Johns Hopkins University

Spring 2008
Vol. 5, No.2

NEWS

>William R. Brody to Retire from Presidency

Lattman to Lead Hauptman-Woodward Institute

A Learning Lab for Conservation

A Super Bowl He Won't Soon Forget

Student Standouts

Mellon Foundation Boosts Support for Humanities

The Financial Side of Economics

Writin' About a Revolution

Conversation in Bloom

Admissions by the Numbers

Moving a Mummy, Going Green

Faculty News

adjust type size + -

William R. Brody to Retire from Presidency

William R. Brody, The Johns Hopkins University's 13th president, announced in March that he will retire on Dec. 31, at the conclusion of the university's $3.2 billion Knowledge for the World campaign.

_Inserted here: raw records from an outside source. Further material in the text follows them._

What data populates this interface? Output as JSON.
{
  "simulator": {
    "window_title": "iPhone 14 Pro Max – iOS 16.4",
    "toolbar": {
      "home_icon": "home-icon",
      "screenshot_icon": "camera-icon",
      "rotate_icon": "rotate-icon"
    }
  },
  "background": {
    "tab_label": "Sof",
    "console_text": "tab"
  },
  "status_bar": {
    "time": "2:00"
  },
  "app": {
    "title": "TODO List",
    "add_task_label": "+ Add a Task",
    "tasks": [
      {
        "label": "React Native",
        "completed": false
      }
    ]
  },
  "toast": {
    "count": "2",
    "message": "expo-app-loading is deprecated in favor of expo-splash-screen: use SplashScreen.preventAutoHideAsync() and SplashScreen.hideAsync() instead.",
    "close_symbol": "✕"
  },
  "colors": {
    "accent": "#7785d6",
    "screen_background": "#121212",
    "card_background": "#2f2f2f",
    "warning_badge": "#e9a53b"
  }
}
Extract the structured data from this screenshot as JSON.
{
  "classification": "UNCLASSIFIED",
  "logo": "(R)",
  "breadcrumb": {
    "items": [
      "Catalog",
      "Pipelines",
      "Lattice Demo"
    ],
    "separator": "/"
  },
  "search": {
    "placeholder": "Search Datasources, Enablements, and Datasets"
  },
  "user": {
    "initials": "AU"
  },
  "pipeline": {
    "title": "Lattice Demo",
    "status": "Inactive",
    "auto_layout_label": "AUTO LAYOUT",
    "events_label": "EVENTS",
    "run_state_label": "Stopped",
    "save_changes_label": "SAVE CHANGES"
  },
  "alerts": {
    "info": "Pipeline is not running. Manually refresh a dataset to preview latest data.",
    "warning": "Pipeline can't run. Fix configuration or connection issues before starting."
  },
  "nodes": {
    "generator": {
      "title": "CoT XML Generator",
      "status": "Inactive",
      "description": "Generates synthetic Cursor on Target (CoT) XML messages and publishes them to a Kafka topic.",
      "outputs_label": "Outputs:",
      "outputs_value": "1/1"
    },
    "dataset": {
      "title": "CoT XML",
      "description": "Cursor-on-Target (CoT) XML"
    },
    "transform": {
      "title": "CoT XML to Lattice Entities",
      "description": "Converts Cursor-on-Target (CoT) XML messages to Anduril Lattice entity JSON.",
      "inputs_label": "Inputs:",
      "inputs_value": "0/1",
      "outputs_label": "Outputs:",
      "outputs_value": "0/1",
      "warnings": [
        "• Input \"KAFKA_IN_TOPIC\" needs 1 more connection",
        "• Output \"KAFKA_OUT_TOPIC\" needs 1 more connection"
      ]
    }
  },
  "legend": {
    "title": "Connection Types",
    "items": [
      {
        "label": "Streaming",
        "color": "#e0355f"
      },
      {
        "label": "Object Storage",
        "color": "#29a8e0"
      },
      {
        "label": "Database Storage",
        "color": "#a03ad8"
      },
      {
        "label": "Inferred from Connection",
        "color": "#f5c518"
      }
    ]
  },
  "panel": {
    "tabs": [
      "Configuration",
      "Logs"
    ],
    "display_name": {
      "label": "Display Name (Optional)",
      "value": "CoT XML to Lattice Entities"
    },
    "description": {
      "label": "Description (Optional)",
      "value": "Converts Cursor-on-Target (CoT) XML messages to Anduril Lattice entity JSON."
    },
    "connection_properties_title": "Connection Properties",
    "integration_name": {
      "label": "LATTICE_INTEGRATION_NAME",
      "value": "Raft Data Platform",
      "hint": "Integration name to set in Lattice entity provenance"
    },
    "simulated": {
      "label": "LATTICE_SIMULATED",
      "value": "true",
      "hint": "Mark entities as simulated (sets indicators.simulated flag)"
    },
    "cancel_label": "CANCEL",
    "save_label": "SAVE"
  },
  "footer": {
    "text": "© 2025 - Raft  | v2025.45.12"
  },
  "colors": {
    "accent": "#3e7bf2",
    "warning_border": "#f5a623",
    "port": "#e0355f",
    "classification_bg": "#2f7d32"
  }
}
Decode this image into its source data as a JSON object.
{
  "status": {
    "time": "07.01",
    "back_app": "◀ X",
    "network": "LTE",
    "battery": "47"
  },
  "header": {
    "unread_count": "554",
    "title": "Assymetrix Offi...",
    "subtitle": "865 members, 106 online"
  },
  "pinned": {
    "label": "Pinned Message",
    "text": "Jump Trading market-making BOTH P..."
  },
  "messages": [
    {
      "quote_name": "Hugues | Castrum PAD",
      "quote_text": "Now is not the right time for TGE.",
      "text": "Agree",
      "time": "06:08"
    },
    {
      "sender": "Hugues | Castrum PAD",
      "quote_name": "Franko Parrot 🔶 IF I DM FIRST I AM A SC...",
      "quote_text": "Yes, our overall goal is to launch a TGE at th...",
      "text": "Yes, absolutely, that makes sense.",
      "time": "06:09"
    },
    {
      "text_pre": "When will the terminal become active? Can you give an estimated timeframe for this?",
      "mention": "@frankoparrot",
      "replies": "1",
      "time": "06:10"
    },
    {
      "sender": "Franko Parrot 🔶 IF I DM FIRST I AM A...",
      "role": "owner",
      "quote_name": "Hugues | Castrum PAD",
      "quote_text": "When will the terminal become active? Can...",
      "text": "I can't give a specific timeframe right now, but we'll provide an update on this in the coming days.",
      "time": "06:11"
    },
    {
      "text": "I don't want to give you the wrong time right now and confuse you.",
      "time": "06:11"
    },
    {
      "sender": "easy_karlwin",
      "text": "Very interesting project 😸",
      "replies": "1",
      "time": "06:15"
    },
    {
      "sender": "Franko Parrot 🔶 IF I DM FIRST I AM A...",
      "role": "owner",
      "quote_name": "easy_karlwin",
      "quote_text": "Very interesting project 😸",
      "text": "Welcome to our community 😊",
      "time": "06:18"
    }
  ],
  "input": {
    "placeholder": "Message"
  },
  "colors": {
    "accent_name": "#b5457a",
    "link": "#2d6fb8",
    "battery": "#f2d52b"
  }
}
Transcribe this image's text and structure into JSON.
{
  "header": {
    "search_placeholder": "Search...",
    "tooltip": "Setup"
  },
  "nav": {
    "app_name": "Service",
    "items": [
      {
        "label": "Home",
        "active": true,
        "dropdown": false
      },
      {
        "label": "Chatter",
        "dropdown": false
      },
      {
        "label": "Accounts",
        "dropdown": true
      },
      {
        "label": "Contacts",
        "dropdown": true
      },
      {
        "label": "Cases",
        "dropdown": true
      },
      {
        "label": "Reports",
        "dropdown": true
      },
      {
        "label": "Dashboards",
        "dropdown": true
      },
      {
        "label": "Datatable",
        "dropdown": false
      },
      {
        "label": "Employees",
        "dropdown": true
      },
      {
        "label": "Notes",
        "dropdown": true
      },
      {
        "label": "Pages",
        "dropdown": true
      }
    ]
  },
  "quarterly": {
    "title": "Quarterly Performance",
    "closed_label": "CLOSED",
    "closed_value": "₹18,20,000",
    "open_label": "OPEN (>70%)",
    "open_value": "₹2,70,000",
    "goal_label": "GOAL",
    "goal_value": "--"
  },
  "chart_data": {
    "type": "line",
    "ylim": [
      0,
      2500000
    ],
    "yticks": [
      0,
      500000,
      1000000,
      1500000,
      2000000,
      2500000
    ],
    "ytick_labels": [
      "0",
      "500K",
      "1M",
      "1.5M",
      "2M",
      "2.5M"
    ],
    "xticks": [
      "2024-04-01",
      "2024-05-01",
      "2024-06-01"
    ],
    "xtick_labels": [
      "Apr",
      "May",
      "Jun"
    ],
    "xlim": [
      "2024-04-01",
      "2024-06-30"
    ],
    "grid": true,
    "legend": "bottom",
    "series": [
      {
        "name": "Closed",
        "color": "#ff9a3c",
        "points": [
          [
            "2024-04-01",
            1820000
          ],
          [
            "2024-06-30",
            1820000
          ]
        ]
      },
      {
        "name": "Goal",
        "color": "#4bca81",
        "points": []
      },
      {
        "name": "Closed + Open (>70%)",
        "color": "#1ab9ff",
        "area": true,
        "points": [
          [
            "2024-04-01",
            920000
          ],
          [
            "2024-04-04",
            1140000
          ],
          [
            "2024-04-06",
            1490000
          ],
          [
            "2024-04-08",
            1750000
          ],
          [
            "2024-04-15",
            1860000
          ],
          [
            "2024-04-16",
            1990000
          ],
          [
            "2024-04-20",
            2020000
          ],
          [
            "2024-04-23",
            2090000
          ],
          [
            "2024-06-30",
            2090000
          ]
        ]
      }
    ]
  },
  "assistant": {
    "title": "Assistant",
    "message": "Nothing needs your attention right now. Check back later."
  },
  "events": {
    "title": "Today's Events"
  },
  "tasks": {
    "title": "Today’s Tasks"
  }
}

When he retires, Brody, 64, will have led the university for more than 12 years, the fifth-longest tenure of Hopkins presidents. He is credited with deepening the university's commitment to undergraduate education, diversity, the community, and research that advances society, as well as directing a transformative renewal of the university's facilities.

"Bill Brody has been an extremely successful leader at Johns Hopkins University," says Pamela P. Flaherty, chairwoman of the board of trustees, adding that the university is in "excellent shape" and well-prepared for a presidential transition.

Michael R. Bloomberg, the New York City mayor who was chair of the board of trustees for nearly half of Brody's tenure, agrees.

"I've worked with a lot of schools in New York City and around the world, and I would be hard-pressed to find anybody who has had a greater impact and made more improvements than Bill has at Hopkins," Bloomberg says.

In his message to the campus community, Brody expressed his gratitude to the university's students, faculty, and staff and to the trustees, alumni, and friends of the university from the public and private sectors who support its work.

"When I started as president in 1996," he wrote, "Wendy and I made building a better sense of community among all of us at Johns Hopkins a top priority. I wanted to focus on the undergraduate experience. I wanted to make real and significant progress on ensuring that our campuses are diverse and inclusive. I wanted to reposition Johns Hopkins Medicine with a new governance structure so that it could continue to provide excellent, compassionate service to the sick in an era of managed care.

"I hope and believe that we have made great strides in all these areas," he wrote. "I hope and believe that, together, we have enhanced Johns Hopkins' ability to teach and to mentor, to discover and to heal, and to share the gift of knowledge with the world."

Martin O'Malley, governor of Maryland and former Baltimore mayor, says Brody brightened the city's future. "All of us who love the city are very fortunate that at a critical time in Baltimore's comeback, a man of such vision, integrity, and courage was leading Johns Hopkins," he says.

Brody became president of Hopkins on Sept. 1, 1996, returning to Baltimore from the University of Minnesota, where he had served for two years as provost of the Academic Health Center. From 1987 to 1994, he had been the Martin Donner Professor and director of the Department of Radiology, professor of electrical and computer engineering, and professor of biomedical engineering at Johns Hopkins, and radiologist-in-chief of Johns Hopkins Hospital.

He has been a co-founder of three medical device companies, and was president and chief executive officer of Resonex Inc. from 1984 to 1987. He has more than 100 publications and two U.S. patents in the field of medical imaging and has made research contributions in medical acoustics, computed tomography, digital radiography, and magnetic resonance imaging.

A native of Stockton, Calif., Brody received his BS and MS degrees in electrical engineering from the Massachusetts Institute of Technology in 1965 and 1966. He earned his MD in 1970 and PhD in electrical engineering in 1972, both from Stanford University.

Brody was the first Johns Hopkins president since 1971 to live in Nichols House on the Homewood campus. He and his wife, Wendy, are often seen on campus, notably at basketball and lacrosse games and other student events. They also have made it a point each year to greet incoming freshmen and their parents during move-in days, variously using in-line skates, scooters, and—one year—Segway Human Transporters to move quickly from one residence hall to another.